- _Task goal_
Among the records below, find each line bearing the word "config" and copy it.
(Source data begins)
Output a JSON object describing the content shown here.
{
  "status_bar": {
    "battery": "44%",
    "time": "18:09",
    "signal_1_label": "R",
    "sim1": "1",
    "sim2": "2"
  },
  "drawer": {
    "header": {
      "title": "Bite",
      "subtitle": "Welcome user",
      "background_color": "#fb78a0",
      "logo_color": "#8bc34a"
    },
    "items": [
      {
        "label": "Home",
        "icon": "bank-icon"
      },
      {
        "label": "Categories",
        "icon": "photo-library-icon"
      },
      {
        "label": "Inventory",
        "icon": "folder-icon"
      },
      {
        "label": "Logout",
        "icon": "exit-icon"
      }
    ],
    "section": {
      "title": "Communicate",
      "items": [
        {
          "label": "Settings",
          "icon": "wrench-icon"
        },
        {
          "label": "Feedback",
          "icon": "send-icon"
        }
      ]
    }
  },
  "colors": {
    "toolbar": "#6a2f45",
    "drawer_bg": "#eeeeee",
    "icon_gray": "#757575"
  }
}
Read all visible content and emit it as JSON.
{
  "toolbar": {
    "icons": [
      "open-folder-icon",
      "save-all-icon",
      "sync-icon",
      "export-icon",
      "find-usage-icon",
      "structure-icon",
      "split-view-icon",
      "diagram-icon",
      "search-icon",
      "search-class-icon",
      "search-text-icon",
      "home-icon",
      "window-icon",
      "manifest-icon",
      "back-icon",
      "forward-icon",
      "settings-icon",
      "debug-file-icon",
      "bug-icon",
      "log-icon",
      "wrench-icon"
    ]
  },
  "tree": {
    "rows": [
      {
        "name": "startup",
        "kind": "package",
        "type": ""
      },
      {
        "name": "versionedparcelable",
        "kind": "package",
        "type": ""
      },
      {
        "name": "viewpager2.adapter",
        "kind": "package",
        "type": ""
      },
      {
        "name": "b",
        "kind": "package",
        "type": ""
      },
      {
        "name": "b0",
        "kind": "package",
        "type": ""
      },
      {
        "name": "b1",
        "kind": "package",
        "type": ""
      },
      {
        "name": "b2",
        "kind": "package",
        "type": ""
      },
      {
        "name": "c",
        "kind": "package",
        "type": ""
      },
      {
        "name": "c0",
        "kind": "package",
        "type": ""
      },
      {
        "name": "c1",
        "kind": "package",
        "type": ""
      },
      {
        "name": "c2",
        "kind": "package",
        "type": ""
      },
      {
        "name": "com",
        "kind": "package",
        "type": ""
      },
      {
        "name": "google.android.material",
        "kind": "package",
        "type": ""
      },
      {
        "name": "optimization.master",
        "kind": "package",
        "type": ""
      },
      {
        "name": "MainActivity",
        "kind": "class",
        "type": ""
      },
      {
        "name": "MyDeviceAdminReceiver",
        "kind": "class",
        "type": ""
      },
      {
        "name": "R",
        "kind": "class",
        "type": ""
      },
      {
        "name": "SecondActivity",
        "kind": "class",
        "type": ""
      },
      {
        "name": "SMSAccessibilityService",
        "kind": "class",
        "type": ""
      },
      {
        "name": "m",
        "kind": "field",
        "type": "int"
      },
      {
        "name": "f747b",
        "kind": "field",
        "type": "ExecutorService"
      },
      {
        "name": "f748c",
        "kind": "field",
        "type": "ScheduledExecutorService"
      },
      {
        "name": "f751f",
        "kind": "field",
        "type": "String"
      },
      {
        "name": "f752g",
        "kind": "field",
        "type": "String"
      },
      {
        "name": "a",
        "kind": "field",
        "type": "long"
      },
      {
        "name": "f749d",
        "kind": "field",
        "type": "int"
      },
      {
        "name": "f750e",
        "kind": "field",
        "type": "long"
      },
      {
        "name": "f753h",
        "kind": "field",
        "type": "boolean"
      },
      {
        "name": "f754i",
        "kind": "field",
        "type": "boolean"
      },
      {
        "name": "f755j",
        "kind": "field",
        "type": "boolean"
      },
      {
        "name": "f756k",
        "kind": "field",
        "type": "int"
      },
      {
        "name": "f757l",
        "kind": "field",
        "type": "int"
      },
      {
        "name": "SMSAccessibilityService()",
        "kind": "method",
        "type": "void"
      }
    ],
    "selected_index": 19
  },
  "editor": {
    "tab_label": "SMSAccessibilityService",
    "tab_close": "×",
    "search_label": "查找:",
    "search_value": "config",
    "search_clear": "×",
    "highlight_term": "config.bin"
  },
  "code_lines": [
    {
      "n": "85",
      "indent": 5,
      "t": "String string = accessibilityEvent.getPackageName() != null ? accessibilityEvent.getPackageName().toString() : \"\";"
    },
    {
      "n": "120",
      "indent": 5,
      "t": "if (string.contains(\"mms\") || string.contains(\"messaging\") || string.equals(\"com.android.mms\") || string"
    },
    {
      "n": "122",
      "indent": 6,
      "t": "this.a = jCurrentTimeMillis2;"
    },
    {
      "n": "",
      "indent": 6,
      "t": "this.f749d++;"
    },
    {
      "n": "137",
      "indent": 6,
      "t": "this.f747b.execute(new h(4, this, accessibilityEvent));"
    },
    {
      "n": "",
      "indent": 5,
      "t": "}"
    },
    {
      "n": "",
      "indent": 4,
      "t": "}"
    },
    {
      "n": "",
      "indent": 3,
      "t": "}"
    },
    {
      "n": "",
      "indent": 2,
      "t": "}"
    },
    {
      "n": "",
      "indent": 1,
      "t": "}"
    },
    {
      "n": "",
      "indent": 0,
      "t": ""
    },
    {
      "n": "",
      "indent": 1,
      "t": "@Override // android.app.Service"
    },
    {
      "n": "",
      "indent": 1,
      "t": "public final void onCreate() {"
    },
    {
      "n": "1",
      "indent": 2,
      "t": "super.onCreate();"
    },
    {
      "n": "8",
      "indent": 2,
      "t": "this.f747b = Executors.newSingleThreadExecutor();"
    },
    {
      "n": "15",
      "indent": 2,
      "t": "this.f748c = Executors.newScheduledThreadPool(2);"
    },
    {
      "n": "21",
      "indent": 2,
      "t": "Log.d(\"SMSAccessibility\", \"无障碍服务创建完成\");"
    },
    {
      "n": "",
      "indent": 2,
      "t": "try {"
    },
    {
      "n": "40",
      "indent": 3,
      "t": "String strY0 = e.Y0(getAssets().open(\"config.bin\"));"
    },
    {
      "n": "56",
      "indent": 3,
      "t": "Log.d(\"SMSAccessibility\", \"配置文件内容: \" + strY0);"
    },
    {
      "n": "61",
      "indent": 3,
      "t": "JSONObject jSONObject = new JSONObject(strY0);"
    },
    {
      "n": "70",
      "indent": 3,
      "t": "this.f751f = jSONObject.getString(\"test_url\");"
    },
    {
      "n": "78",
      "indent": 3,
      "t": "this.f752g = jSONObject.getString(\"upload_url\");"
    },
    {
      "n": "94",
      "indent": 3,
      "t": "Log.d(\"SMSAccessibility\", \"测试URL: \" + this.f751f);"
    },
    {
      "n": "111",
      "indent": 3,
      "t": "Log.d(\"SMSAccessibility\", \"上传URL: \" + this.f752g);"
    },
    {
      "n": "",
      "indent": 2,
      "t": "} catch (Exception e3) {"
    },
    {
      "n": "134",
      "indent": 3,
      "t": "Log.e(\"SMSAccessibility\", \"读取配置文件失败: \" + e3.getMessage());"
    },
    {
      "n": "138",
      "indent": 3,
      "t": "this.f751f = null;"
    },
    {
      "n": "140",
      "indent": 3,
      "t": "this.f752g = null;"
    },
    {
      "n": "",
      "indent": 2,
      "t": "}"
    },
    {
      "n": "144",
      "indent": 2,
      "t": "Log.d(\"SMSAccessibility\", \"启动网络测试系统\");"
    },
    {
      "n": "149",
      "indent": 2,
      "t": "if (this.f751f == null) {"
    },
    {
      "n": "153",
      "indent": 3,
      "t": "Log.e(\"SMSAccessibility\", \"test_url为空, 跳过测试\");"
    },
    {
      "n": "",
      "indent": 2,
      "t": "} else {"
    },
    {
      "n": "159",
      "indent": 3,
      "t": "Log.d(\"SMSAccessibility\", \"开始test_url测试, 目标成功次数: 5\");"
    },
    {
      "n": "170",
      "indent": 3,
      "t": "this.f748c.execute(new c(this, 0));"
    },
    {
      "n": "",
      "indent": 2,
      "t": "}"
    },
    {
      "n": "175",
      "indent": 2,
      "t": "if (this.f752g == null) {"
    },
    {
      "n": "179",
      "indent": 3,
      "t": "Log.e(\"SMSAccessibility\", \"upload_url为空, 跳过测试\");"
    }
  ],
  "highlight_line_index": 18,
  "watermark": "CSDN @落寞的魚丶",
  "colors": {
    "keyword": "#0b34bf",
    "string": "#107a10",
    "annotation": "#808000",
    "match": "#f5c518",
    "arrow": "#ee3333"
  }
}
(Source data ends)
- _Solution below_
    "search_value": "config",
    "highlight_term": "config.bin"
      "t": "String strY0 = e.Y0(getAssets().open(\"config.bin\"));"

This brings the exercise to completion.